Facts are chiels that winna ding and downa be disputed, wrote Robert Burns in his satirical poem, A Dream.
If only life were so simple. In our present era of oft-disputed facts and post-truth, information professionals may be needed more than ever. Facts have to be established, and some will always be subject to controversy. There is often a fine line between fact and opinion. Facts have to be understood, and set in multiple contexts. And space and time have assumed new mantles in our digital era.
The message surely outranks the medium. We may lament the passing of some of the norms of our youth: elegant Carnegie buildings which lent an air of majesty to many public libraries, but lacked funding for their maintenance; musty scholars’ libraries that smelt of decaying leather bindings; even hard-backed books.
But the history of libraries tells a tale of continued need and respect. They are the repositories of information and part of our cultural history.
In many areas of life, early intervention is recognised as helpful to future success.

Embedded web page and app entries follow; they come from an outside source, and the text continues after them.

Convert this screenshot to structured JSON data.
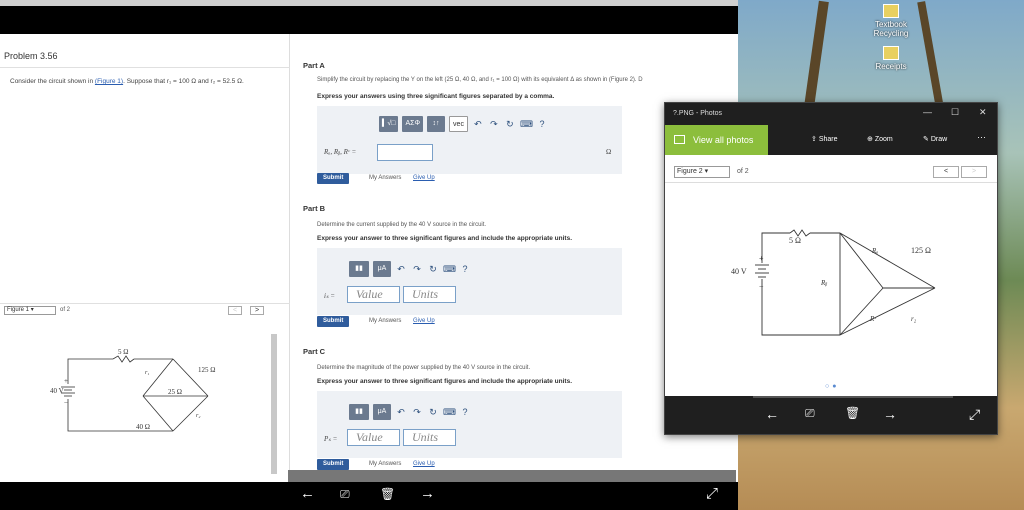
{
  "desktop": {
    "icons": [
      {
        "label": "Textbook Recycling",
        "icon": "folder-icon"
      },
      {
        "label": "Receipts",
        "icon": "folder-icon"
      }
    ]
  },
  "problem": {
    "title": "Problem 3.56",
    "text_before": "Consider the circuit shown in ",
    "figure_link": "(Figure 1)",
    "text_after": ". Suppose that r₁ = 100  Ω and r₂ = 52.5  Ω.",
    "figure_select": "Figure 1",
    "figure_of": "of 2",
    "prev": "<",
    "next": ">"
  },
  "figure1": {
    "labels": {
      "r5": "5 Ω",
      "r125": "125 Ω",
      "r25": "25 Ω",
      "r40": "40 Ω",
      "src": "40 V",
      "r1": "r₁",
      "r2": "r₂",
      "plus": "+",
      "minus": "−"
    }
  },
  "partA": {
    "title": "Part A",
    "text": "Simplify the circuit by replacing the Y on the left (25 Ω, 40 Ω, and r₁ = 100  Ω) with its equivalent Δ as shown in (Figure 2).  D",
    "instruction": "Express your answers using three significant figures separated by a comma.",
    "label": "Rₐ, Rᵦ, Rᶜ =",
    "unit": "Ω",
    "tools": [
      "▍√□",
      "ΑΣΦ",
      "↕↑",
      "vec"
    ],
    "submit": "Submit",
    "my_answers": "My Answers",
    "give_up": "Give Up"
  },
  "partB": {
    "title": "Part B",
    "text": "Determine the current supplied by the 40 V source in the circuit.",
    "instruction": "Express your answer to three significant figures and include the appropriate units.",
    "label": "iₛ =",
    "value_placeholder": "Value",
    "units_placeholder": "Units",
    "tool_mu": "μA",
    "submit": "Submit",
    "my_answers": "My Answers",
    "give_up": "Give Up"
  },
  "partC": {
    "title": "Part C",
    "text": "Determine the magnitude of the power supplied by the 40 V source in the circuit.",
    "instruction": "Express your answer to three significant figures and include the appropriate units.",
    "label": "Pₛ =",
    "value_placeholder": "Value",
    "units_placeholder": "Units",
    "tool_mu": "μA",
    "submit": "Submit",
    "my_answers": "My Answers",
    "give_up": "Give Up"
  },
  "photos": {
    "window_title": "?.PNG - Photos",
    "view_all": "View all photos",
    "share": "Share",
    "zoom": "Zoom",
    "draw": "Draw",
    "more": "···",
    "figure_select": "Figure 2",
    "figure_of": "of 2",
    "prev": "<",
    "next": ">",
    "dots": "○●",
    "figure2": {
      "r5": "5 Ω",
      "r125": "125 Ω",
      "src": "40 V",
      "ra": "Rₐ",
      "rb": "Rᵦ",
      "rc": "Rᶜ",
      "r2": "r₂",
      "plus": "+",
      "minus": "−"
    }
  },
  "bottom_bar": {
    "icons": [
      "back-arrow-icon",
      "save-icon",
      "delete-icon",
      "forward-arrow-icon",
      "expand-icon"
    ]
  }
}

Giving children access to good information is a gift for life. And school libraries play a vital role.
The digital divide is indeed there and possibly growing. But divides are not new; there have always been homes without good information, without books, without storytelling to stretch and expand children’s imaginations. And libraries and librarians (information professionals in modern speak) have helped numerous children and indeed adults grow and flourish.
As councils set their budgets, I hope they will remember this: libraries are much more than places to find recreational reading, they are a necessary part of a civilised society.
“But if it’s all there in the computer, why do we need libraries and librarians?” I would argue there is so much undifferentiated information that we all need help.
Librarians are trained to organise, classify and retrieve information. The FAQs found on some websites bear a striking similarity to the cards many reference librarians kept to hand for repeat queries.
This is not to downplay the joys of instant 24/7 access to information; the curious mind can find endless fascinating answers. However, reliable answers almost always are the result of careful background research and validation; and guess who may have done that work?
I would argue that libraries should be at the heart of schools and also of communities. They are neutral territory, where all can feel comfortable and safe. They sit well with other community facilities and can share physical premises.
Cyberspace adds a further exciting dimension. If you can afford the necessary equipment and know how to use it, you can download information 24/7. Some may miss the shared experience of going to a social place; others, perhaps with limited mobility, can have a whole new dimension added to their lives.
If the difference between a smartphone and a mere mobile is that the former is data-enabled, then a smart society surely needs good information.
• Moyra Forrest is a retired librarian and occasional book indexer. She lives in Edinburgh.